[[ Source material open ]]
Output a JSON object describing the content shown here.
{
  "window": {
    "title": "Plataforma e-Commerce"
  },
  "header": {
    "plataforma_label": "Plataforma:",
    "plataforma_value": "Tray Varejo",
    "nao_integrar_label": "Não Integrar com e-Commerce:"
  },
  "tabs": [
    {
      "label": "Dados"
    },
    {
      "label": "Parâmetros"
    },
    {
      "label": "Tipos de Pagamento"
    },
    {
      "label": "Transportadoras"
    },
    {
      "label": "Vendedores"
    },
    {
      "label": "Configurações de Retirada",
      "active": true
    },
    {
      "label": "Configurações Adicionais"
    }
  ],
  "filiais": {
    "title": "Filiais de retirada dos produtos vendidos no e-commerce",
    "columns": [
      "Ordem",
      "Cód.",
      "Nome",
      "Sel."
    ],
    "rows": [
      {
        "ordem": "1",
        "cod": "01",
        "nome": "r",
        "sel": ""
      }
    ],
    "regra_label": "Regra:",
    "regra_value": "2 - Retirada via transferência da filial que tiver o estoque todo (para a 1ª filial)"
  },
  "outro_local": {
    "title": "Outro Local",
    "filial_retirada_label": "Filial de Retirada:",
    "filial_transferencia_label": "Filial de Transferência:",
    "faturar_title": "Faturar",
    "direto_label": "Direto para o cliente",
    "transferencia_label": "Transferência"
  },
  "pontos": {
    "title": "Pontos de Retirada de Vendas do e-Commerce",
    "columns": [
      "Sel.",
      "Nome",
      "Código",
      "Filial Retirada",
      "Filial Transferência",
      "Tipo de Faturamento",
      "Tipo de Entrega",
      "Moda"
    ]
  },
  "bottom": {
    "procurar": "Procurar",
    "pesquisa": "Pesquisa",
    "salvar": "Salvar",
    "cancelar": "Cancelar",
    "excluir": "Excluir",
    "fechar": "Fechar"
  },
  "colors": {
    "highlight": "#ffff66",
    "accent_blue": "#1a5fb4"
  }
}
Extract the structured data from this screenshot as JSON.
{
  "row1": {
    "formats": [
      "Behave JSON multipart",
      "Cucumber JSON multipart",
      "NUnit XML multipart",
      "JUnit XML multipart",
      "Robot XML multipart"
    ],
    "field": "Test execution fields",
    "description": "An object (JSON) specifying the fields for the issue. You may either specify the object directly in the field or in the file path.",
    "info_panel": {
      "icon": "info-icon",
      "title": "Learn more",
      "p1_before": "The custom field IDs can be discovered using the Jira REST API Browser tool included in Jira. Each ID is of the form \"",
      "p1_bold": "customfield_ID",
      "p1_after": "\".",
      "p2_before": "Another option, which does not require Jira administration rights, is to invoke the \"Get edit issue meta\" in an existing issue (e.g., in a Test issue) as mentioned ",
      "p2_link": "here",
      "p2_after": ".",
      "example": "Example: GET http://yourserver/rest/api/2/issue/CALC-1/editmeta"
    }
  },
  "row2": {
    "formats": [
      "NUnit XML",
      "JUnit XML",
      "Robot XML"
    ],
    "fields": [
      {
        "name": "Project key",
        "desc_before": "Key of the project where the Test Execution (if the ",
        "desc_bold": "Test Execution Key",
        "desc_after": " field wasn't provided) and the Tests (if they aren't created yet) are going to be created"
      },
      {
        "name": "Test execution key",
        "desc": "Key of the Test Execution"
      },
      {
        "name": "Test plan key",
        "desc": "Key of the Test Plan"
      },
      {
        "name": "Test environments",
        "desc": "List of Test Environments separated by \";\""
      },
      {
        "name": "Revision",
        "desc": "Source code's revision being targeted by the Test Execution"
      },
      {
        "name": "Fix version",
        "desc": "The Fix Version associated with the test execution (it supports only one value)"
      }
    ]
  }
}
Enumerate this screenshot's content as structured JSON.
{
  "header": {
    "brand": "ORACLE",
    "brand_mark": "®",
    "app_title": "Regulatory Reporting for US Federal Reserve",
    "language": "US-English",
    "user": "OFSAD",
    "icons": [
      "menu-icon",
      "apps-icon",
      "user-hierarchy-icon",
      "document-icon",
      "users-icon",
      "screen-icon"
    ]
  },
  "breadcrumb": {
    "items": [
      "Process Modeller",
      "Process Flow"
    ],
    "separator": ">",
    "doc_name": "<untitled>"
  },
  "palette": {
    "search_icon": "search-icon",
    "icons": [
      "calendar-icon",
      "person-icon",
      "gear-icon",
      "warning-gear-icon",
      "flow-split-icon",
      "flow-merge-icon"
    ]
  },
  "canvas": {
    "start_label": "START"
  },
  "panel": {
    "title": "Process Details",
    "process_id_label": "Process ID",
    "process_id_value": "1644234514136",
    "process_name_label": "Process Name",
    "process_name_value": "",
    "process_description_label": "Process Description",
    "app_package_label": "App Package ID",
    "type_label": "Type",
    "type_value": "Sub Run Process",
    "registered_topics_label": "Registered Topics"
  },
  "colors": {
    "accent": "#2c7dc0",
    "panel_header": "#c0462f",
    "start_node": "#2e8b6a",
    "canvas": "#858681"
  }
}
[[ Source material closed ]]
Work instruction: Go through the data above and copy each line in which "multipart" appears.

Task result:
      "Behave JSON multipart",
      "Cucumber JSON multipart",
      "NUnit XML multipart",
      "JUnit XML multipart",
      "Robot XML multipart"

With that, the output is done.